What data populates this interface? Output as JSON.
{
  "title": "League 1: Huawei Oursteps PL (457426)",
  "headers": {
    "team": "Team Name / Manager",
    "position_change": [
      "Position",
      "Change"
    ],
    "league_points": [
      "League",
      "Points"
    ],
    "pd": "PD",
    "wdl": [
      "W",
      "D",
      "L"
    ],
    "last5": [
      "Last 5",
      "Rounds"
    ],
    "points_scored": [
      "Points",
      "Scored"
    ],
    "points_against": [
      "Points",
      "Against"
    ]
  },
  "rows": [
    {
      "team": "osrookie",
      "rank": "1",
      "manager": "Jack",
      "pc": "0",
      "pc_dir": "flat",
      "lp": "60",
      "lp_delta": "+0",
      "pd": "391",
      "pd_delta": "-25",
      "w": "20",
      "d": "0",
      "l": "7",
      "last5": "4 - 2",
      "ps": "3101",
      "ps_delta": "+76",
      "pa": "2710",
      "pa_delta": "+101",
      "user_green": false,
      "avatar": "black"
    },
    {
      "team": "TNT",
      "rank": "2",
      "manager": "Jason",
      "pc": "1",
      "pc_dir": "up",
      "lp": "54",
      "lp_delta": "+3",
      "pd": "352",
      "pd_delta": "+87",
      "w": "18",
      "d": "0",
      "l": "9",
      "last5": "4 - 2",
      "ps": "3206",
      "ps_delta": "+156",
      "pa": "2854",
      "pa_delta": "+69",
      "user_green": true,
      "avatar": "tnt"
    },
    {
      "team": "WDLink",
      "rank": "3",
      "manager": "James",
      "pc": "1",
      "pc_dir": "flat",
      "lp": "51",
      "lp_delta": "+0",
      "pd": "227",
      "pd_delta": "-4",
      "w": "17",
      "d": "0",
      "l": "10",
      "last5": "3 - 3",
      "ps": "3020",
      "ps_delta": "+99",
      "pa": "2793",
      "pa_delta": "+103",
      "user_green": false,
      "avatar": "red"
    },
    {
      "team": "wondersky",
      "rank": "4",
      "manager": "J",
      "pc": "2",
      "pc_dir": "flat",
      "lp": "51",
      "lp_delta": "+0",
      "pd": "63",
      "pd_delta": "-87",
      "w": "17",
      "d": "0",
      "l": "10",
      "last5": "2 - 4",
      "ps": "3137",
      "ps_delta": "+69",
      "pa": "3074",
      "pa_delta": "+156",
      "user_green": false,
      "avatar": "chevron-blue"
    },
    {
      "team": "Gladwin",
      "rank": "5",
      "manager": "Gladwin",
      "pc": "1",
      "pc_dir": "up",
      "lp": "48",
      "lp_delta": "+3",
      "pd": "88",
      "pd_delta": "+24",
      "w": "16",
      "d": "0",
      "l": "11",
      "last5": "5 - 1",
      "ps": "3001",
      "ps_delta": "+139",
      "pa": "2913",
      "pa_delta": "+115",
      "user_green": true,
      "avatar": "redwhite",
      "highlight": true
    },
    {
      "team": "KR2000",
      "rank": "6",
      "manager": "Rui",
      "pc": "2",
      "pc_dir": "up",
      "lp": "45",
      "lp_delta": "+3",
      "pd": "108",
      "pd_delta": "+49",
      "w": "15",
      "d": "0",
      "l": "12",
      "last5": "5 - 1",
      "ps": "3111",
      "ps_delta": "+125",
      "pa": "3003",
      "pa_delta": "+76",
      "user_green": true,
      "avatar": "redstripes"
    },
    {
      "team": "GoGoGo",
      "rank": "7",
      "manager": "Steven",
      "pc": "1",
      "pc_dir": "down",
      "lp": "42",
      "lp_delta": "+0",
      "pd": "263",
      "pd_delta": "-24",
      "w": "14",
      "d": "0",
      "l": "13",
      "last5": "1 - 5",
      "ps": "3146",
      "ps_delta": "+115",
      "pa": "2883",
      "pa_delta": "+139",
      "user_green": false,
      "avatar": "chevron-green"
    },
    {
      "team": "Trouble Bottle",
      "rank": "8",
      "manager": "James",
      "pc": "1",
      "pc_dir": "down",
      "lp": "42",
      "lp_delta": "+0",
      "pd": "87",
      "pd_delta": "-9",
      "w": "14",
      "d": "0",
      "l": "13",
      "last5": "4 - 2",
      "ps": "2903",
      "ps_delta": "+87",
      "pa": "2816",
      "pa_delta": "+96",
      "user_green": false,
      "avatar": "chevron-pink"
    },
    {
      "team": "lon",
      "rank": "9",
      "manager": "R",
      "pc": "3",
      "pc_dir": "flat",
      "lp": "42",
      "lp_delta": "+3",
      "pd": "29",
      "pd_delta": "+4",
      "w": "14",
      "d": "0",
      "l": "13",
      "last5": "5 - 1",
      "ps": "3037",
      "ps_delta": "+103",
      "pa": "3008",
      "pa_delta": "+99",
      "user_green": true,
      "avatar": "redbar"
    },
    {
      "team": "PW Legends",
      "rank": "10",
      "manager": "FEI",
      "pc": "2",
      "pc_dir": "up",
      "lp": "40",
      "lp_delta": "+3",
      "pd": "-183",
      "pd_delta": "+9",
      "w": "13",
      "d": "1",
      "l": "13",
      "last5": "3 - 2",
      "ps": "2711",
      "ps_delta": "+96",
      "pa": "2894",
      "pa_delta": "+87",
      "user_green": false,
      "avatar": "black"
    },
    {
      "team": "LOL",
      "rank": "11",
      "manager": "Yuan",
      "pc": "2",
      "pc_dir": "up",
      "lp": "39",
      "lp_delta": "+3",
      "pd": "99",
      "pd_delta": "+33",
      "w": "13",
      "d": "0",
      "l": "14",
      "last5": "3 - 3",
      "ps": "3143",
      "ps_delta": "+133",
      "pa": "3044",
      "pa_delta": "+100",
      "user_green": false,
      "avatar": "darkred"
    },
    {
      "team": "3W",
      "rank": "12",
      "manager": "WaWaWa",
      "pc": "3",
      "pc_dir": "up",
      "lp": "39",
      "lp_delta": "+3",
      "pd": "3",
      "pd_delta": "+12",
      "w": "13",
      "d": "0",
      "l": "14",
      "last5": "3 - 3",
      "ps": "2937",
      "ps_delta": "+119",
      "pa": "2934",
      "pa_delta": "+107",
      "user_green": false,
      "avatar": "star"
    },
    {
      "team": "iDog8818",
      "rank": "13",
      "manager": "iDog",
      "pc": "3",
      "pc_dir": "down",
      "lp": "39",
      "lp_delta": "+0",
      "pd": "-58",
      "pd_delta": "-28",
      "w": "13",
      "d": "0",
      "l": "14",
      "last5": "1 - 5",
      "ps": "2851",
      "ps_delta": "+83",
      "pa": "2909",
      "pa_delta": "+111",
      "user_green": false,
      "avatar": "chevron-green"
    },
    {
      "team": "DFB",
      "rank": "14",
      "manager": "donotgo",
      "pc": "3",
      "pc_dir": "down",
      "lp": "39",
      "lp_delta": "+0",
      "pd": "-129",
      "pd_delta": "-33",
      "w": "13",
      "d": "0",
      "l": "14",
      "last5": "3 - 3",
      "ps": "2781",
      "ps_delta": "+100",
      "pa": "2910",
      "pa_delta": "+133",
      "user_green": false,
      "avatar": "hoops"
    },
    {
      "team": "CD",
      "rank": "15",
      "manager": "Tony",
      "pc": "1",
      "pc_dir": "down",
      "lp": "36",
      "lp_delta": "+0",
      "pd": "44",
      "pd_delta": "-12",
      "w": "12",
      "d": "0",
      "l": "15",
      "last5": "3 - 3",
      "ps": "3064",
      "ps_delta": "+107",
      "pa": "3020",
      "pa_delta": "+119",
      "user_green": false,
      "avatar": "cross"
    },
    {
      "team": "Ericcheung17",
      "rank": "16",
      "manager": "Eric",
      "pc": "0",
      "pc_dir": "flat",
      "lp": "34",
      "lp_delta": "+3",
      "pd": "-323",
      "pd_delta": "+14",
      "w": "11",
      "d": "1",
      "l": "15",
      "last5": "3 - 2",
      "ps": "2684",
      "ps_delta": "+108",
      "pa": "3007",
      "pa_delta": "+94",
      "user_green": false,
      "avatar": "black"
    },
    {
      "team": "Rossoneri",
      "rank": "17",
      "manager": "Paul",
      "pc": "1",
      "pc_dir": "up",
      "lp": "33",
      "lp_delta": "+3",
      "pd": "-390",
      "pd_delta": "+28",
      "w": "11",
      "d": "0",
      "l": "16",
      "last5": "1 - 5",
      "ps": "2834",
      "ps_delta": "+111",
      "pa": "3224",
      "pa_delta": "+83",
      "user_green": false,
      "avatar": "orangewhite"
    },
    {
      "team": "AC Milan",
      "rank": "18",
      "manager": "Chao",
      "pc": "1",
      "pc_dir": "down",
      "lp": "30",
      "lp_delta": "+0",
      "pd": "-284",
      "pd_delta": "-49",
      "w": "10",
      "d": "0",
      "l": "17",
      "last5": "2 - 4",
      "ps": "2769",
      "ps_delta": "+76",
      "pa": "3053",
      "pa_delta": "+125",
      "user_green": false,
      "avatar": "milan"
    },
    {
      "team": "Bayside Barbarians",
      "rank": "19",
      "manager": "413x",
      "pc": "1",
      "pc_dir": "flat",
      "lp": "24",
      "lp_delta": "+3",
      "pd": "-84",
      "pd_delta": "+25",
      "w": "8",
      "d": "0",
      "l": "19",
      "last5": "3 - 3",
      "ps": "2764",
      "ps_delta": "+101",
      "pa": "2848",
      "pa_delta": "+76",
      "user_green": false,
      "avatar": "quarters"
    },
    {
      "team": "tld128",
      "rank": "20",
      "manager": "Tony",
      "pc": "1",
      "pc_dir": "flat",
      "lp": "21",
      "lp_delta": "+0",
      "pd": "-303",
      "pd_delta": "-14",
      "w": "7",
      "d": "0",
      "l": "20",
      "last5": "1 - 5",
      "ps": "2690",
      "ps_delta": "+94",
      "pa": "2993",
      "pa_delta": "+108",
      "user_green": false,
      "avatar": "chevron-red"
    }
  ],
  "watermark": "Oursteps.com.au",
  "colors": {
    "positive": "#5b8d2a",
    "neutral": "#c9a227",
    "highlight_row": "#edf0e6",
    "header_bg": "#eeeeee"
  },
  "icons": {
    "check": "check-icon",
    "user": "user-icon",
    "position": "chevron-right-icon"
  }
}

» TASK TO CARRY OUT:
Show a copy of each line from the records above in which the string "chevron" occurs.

» EXERCISE RESULT:
      "avatar": "chevron-blue"
      "avatar": "chevron-green"
      "avatar": "chevron-pink"
      "avatar": "chevron-green"
      "avatar": "chevron-red"
    "position": "chevron-right-icon"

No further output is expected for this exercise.